[2] París, G., Machette, M., Darat, R. and Haller, K., 2000. Map and Database of Quaternary Faults and Folds in Colombia and its Offshore Regions: USGS (International Lithosphere Program), 61 P.         [ Links ]

[3] Martinez, J., Parra, E., París, G., Forero, C., Bustamante, M., Cardona O. Y Jaramillo, J., 1994. Los Sismos del Atrato Medio 17 y 18 de Octubre de 1992: Revista Ingeominas (no. 2), Bogotá, pp 35-76.         [ Links ]

[4] Toussaint, J.F. Y Restrepo J.J., 1987. Límites de Placas y Acortamientos Recientes entre los Paralelos 5°N y 8°N, Andes Colombianos: Revista Geológica de Chile (no 31), Santiago de Chile, pp. 95-100.         [ Links ]

[5] GROSSE, E., 1926. El Terciario Carbonífero de Antioquia : Dietrich Reimer, Berlín, 361 P.         [ Links ]

[6] Feininger, T., Barrero, D. and Castro, N., 1972. Geología de la parte de los departamentos de Antioquia y Caldas (Sub-zona IIA, oriente de Antioquia): Boletín Geológico Ingeominas V.20 (2), Bogotá, 173 P.         [ Links ]

[7] Pennington. W. ET AL., (1988). Seismicity of the Caribbean - Nazca Boundary: Contrains on Microplates Tectonics of the Panamá Región. Journal of Geophysical Research. Vol. 93. no. B3, pp 2053 - 2075.         [ Links ]

[8] DEPARTAMENTO ADMINISTRATIVO NACIONAL DE ESTADÍSTICA: Censo 2005. (Http: //es.wikipedia.org/wiki/DANE, junio 17 de 2010).         [ Links ]

[9] Arias, L.A., 1981. Actividad Cuaternaria de la Falla Espíritu Santo: Revista CIAF, Vol. 6, pp. 1-16.         [ Links ]

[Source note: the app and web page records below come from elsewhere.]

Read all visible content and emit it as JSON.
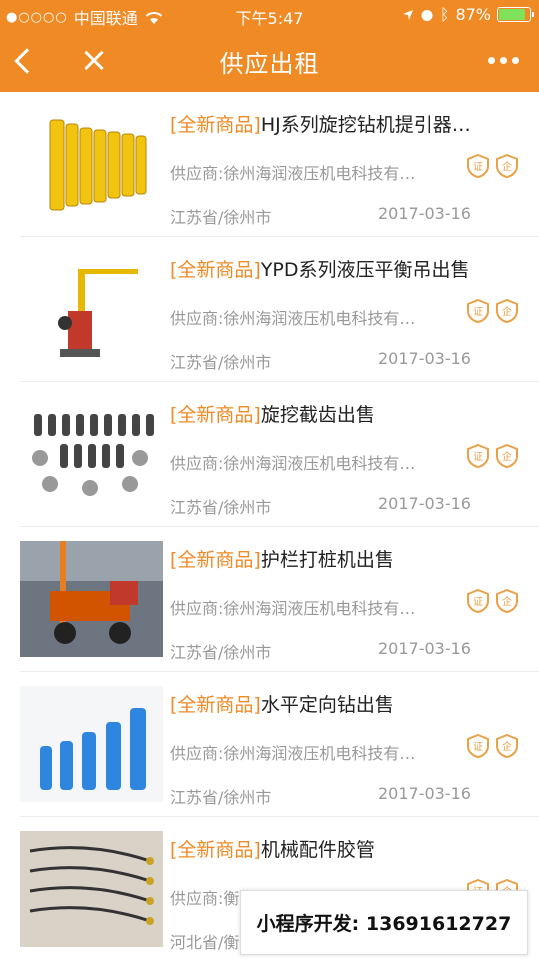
{
  "status": {
    "carrier": "中国联通",
    "time": "下午5:47",
    "battery": "87%"
  },
  "nav": {
    "title": "供应出租"
  },
  "items": [
    {
      "tag": "[全新商品]",
      "title": "HJ系列旋挖钻机提引器…",
      "supplier": "供应商:徐州海润液压机电科技有…",
      "province": "江苏省/徐州市",
      "date": "2017-03-16"
    },
    {
      "tag": "[全新商品]",
      "title": "YPD系列液压平衡吊出售",
      "supplier": "供应商:徐州海润液压机电科技有…",
      "province": "江苏省/徐州市",
      "date": "2017-03-16"
    },
    {
      "tag": "[全新商品]",
      "title": "旋挖截齿出售",
      "supplier": "供应商:徐州海润液压机电科技有…",
      "province": "江苏省/徐州市",
      "date": "2017-03-16"
    },
    {
      "tag": "[全新商品]",
      "title": "护栏打桩机出售",
      "supplier": "供应商:徐州海润液压机电科技有…",
      "province": "江苏省/徐州市",
      "date": "2017-03-16"
    },
    {
      "tag": "[全新商品]",
      "title": "水平定向钻出售",
      "supplier": "供应商:徐州海润液压机电科技有…",
      "province": "江苏省/徐州市",
      "date": "2017-03-16"
    },
    {
      "tag": "[全新商品]",
      "title": "机械配件胶管",
      "supplier": "供应商:衡水利博橡塑制品有限公司",
      "province": "河北省/衡水市",
      "date": ""
    }
  ],
  "promo": "小程序开发: 13691612727",
  "colors": {
    "accent": "#f08a24"
  }
}
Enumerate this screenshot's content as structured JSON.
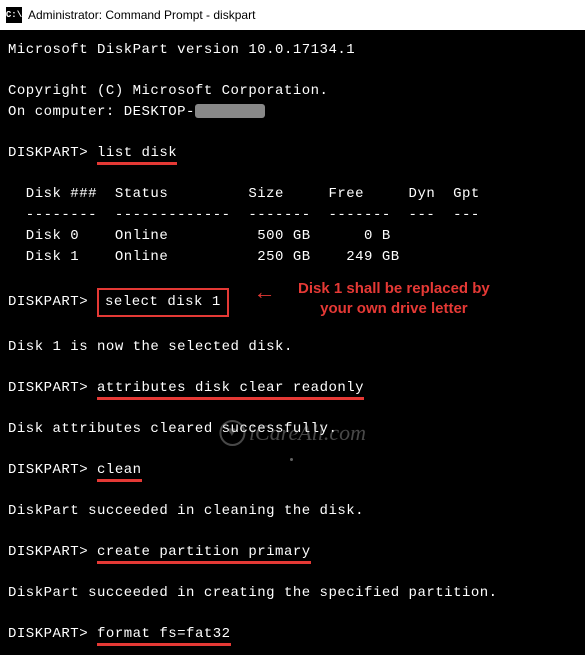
{
  "titlebar": {
    "icon_text": "C:\\",
    "title": "Administrator: Command Prompt - diskpart"
  },
  "terminal": {
    "version_line": "Microsoft DiskPart version 10.0.17134.1",
    "copyright_line": "Copyright (C) Microsoft Corporation.",
    "computer_prefix": "On computer: DESKTOP-",
    "prompt": "DISKPART>",
    "cmd_list_disk": "list disk",
    "table_header": "  Disk ###  Status         Size     Free     Dyn  Gpt",
    "table_divider": "  --------  -------------  -------  -------  ---  ---",
    "table_row_0": "  Disk 0    Online          500 GB      0 B",
    "table_row_1": "  Disk 1    Online          250 GB    249 GB",
    "cmd_select_disk": "select disk 1",
    "msg_selected": "Disk 1 is now the selected disk.",
    "cmd_attributes": "attributes disk clear readonly",
    "msg_attributes": "Disk attributes cleared successfully.",
    "cmd_clean": "clean",
    "msg_clean": "DiskPart succeeded in cleaning the disk.",
    "cmd_create_partition": "create partition primary",
    "msg_partition": "DiskPart succeeded in creating the specified partition.",
    "cmd_format": "format fs=fat32"
  },
  "annotation": {
    "text_line1": "Disk 1 shall be replaced by",
    "text_line2": "your own drive letter",
    "arrow": "←"
  },
  "watermark": {
    "text": "iCareAll.com",
    "icon": "♥"
  },
  "chart_data": {
    "type": "table",
    "title": "DISKPART list disk",
    "columns": [
      "Disk ###",
      "Status",
      "Size",
      "Free",
      "Dyn",
      "Gpt"
    ],
    "rows": [
      {
        "disk": "Disk 0",
        "status": "Online",
        "size": "500 GB",
        "free": "0 B",
        "dyn": "",
        "gpt": ""
      },
      {
        "disk": "Disk 1",
        "status": "Online",
        "size": "250 GB",
        "free": "249 GB",
        "dyn": "",
        "gpt": ""
      }
    ]
  }
}
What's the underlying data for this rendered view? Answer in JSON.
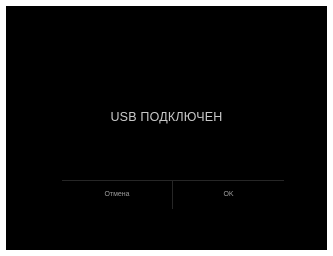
{
  "dialog": {
    "message": "USB ПОДКЛЮЧЕН",
    "cancel_label": "Отмена",
    "ok_label": "OK"
  },
  "colors": {
    "background": "#000000",
    "message_text": "#c8c8c8",
    "button_text": "#9a9a9a",
    "divider": "#262626"
  }
}
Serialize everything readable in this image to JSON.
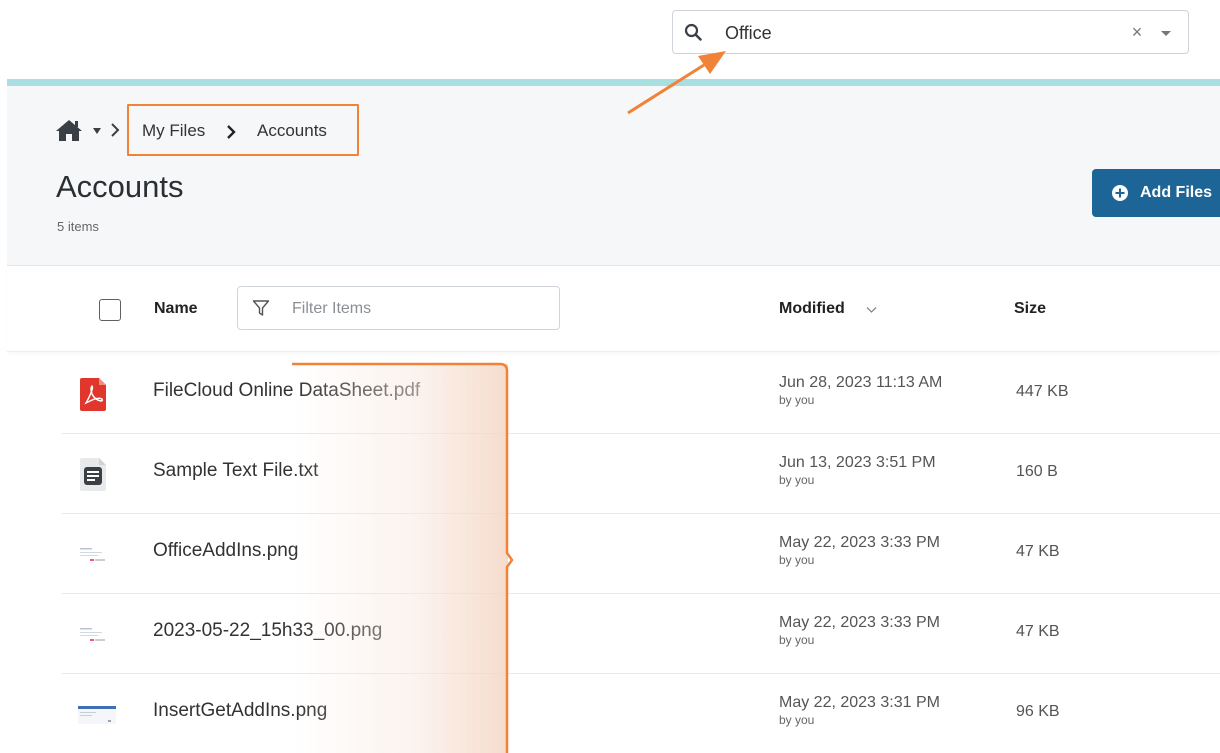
{
  "search": {
    "value": "Office",
    "clear_symbol": "×"
  },
  "breadcrumb": {
    "items": [
      "My Files",
      "Accounts"
    ]
  },
  "page": {
    "title": "Accounts",
    "item_count": "5 items"
  },
  "toolbar": {
    "add_files_label": "Add Files"
  },
  "table": {
    "headers": {
      "name": "Name",
      "modified": "Modified",
      "size": "Size"
    },
    "filter_placeholder": "Filter Items",
    "rows": [
      {
        "name": "FileCloud Online DataSheet.pdf",
        "modified": "Jun 28, 2023 11:13 AM",
        "by": "by you",
        "size": "447 KB",
        "icon": "pdf-file-icon"
      },
      {
        "name": "Sample Text File.txt",
        "modified": "Jun 13, 2023 3:51 PM",
        "by": "by you",
        "size": "160 B",
        "icon": "text-file-icon"
      },
      {
        "name": "OfficeAddIns.png",
        "modified": "May 22, 2023 3:33 PM",
        "by": "by you",
        "size": "47 KB",
        "icon": "image-thumbnail"
      },
      {
        "name": "2023-05-22_15h33_00.png",
        "modified": "May 22, 2023 3:33 PM",
        "by": "by you",
        "size": "47 KB",
        "icon": "image-thumbnail"
      },
      {
        "name": "InsertGetAddIns.png",
        "modified": "May 22, 2023 3:31 PM",
        "by": "by you",
        "size": "96 KB",
        "icon": "image-thumbnail"
      }
    ]
  },
  "colors": {
    "accent": "#f0823a",
    "primary_button": "#1d6596",
    "teal_bar": "#a9dfe1",
    "pdf_red": "#e0362c"
  }
}
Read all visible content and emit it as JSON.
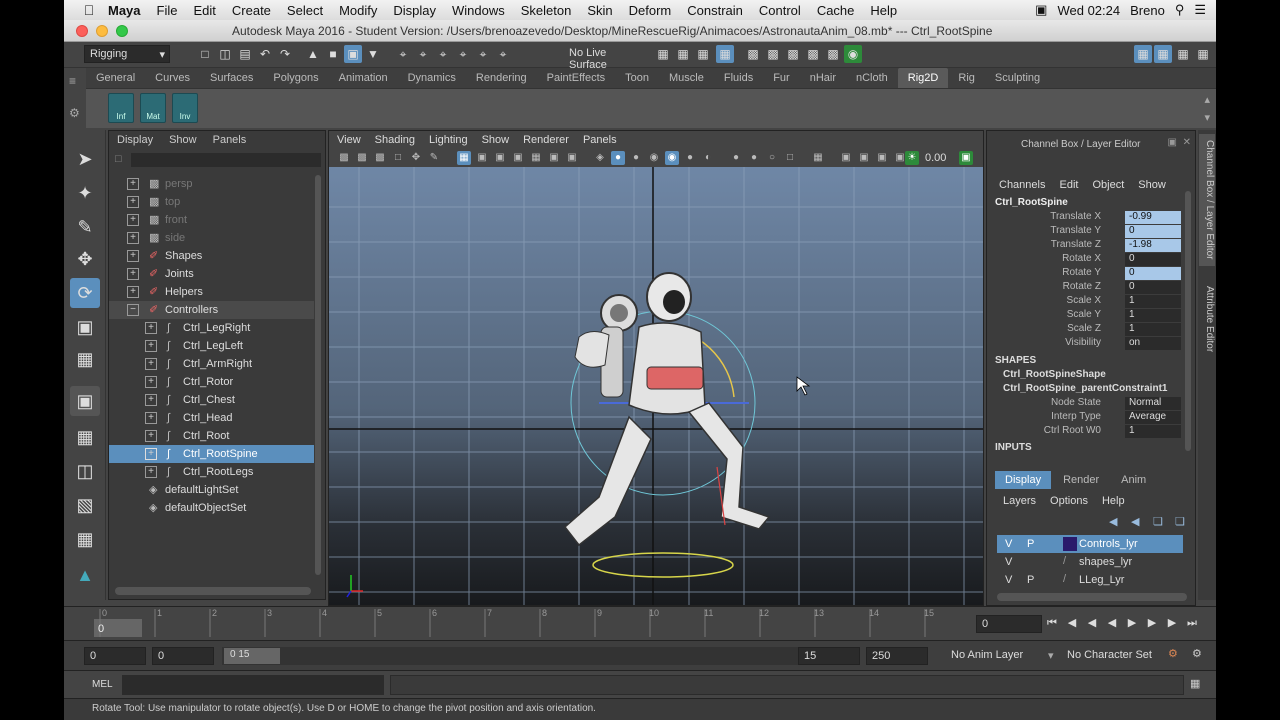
{
  "mac_menu": {
    "app": "Maya",
    "items": [
      "File",
      "Edit",
      "Create",
      "Select",
      "Modify",
      "Display",
      "Windows",
      "Skeleton",
      "Skin",
      "Deform",
      "Constrain",
      "Control",
      "Cache",
      "Help"
    ],
    "clock": "Wed 02:24",
    "user": "Breno"
  },
  "window": {
    "title": "Autodesk Maya 2016 - Student Version: /Users/brenoazevedo/Desktop/MineRescueRig/Animacoes/AstronautaAnim_08.mb*   ---   Ctrl_RootSpine"
  },
  "status_line": {
    "menu_set": "Rigging",
    "live_surface": "No Live Surface"
  },
  "shelf": {
    "tabs": [
      "General",
      "Curves",
      "Surfaces",
      "Polygons",
      "Animation",
      "Dynamics",
      "Rendering",
      "PaintEffects",
      "Toon",
      "Muscle",
      "Fluids",
      "Fur",
      "nHair",
      "nCloth",
      "Rig2D",
      "Rig",
      "Sculpting"
    ],
    "active_tab": "Rig2D",
    "buttons": [
      "Inf",
      "Mat",
      "Inv"
    ]
  },
  "outliner": {
    "menu": [
      "Display",
      "Show",
      "Panels"
    ],
    "items": [
      {
        "label": "persp"
      },
      {
        "label": "top"
      },
      {
        "label": "front"
      },
      {
        "label": "side"
      },
      {
        "label": "Shapes"
      },
      {
        "label": "Joints"
      },
      {
        "label": "Helpers"
      },
      {
        "label": "Controllers"
      },
      {
        "label": "Ctrl_LegRight"
      },
      {
        "label": "Ctrl_LegLeft"
      },
      {
        "label": "Ctrl_ArmRight"
      },
      {
        "label": "Ctrl_Rotor"
      },
      {
        "label": "Ctrl_Chest"
      },
      {
        "label": "Ctrl_Head"
      },
      {
        "label": "Ctrl_Root"
      },
      {
        "label": "Ctrl_RootSpine"
      },
      {
        "label": "Ctrl_RootLegs"
      },
      {
        "label": "defaultLightSet"
      },
      {
        "label": "defaultObjectSet"
      }
    ]
  },
  "viewport": {
    "menu": [
      "View",
      "Shading",
      "Lighting",
      "Show",
      "Renderer",
      "Panels"
    ],
    "exposure": "0.00"
  },
  "channel_box": {
    "header": "Channel Box / Layer Editor",
    "menu": [
      "Channels",
      "Edit",
      "Object",
      "Show"
    ],
    "object": "Ctrl_RootSpine",
    "channels": [
      {
        "name": "Translate X",
        "value": "-0.99"
      },
      {
        "name": "Translate Y",
        "value": "0"
      },
      {
        "name": "Translate Z",
        "value": "-1.98"
      },
      {
        "name": "Rotate X",
        "value": "0"
      },
      {
        "name": "Rotate Y",
        "value": "0"
      },
      {
        "name": "Rotate Z",
        "value": "0"
      },
      {
        "name": "Scale X",
        "value": "1"
      },
      {
        "name": "Scale Y",
        "value": "1"
      },
      {
        "name": "Scale Z",
        "value": "1"
      },
      {
        "name": "Visibility",
        "value": "on"
      }
    ],
    "shapes_label": "SHAPES",
    "shape_nodes": [
      "Ctrl_RootSpineShape",
      "Ctrl_RootSpine_parentConstraint1"
    ],
    "constraint": [
      {
        "name": "Node State",
        "value": "Normal"
      },
      {
        "name": "Interp Type",
        "value": "Average"
      },
      {
        "name": "Ctrl Root W0",
        "value": "1"
      }
    ],
    "inputs_label": "INPUTS"
  },
  "layer_editor": {
    "tabs": [
      "Display",
      "Render",
      "Anim"
    ],
    "menu": [
      "Layers",
      "Options",
      "Help"
    ],
    "layers": [
      {
        "v": "V",
        "p": "P",
        "name": "Controls_lyr",
        "color": "#2a1a6b"
      },
      {
        "v": "V",
        "p": "",
        "name": "shapes_lyr",
        "color": ""
      },
      {
        "v": "V",
        "p": "P",
        "name": "LLeg_Lyr",
        "color": ""
      }
    ]
  },
  "side_tabs": [
    "Channel Box / Layer Editor",
    "Attribute Editor"
  ],
  "time_slider": {
    "ticks": [
      "0",
      "1",
      "2",
      "3",
      "4",
      "5",
      "6",
      "7",
      "8",
      "9",
      "10",
      "11",
      "12",
      "13",
      "14",
      "15"
    ],
    "current_frame": "0",
    "frame_field": "0"
  },
  "range_slider": {
    "start": "0",
    "playback_start": "0",
    "range_label": "0 15",
    "playback_end": "15",
    "end": "250",
    "anim_layer": "No Anim Layer",
    "character_set": "No Character Set"
  },
  "command_line": {
    "label": "MEL"
  },
  "help_line": {
    "text": "Rotate Tool: Use manipulator to rotate object(s). Use D or HOME to change the pivot position and axis orientation."
  }
}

[10] WOOWARD & CLYDE CONSULTANTS, 1980. Phase I, Preliminary Seismic Hazard Study Ituango Proyect, Colombia: Unpublished report for Integral, Ltda and ISA, Medellín, 152 P.         [ Links ]

[11] Cline, K., Page, E. Gillan, M., Cluff, L., Arias, L., Belarcazar, L. Y and López J., 1980. Quaternary activity of the Romeral and cauca Faults, Northwest Colombia: In Seminario sobre el Cuaternario de Colombia, no. 1, Resumenes, -vol. 1, Bogotá, pp. 37-38.         [ Links ]

 

L H. Sánchez-Arredondo, received the Bs. Eng in Geological Engineering in 1984 (Universidad Nacional de Colombia. Medellin, Colombia.), the Sp degree in Analysis and Management of Geological Risk in 2001 (University of Geneva. Geneva, Switzerland), and the MS degree in Master Coal Science and Technology in1991 (Universidad Nacional de Colombia. Medellin, Colombia.), He is a Full Professor in the area of mining geology and geostatistics in the department of materials and minerals, Facultad de Minas, Universidad Nacional de Colombia. His research interests include: Exploration Geochemistry, Geostatistical Modeling and Simulation, Risk in Geology and Mining.

O. Giraldo-Bolivar, received the Bs. Eng in Civil Engineering in 1981, the Sp degree in structures in 2000, all of them from the Universidad Nacional de Colombia. Medellin, Colombia. He is a Full Professor in the area of Materials and Structures in the department of civil engineering at the National University of Colombia, Medellín. His research interests include: Architectural precast concrete panels, Evaluation of chemical additives for concrete, concrete quality control of civil works.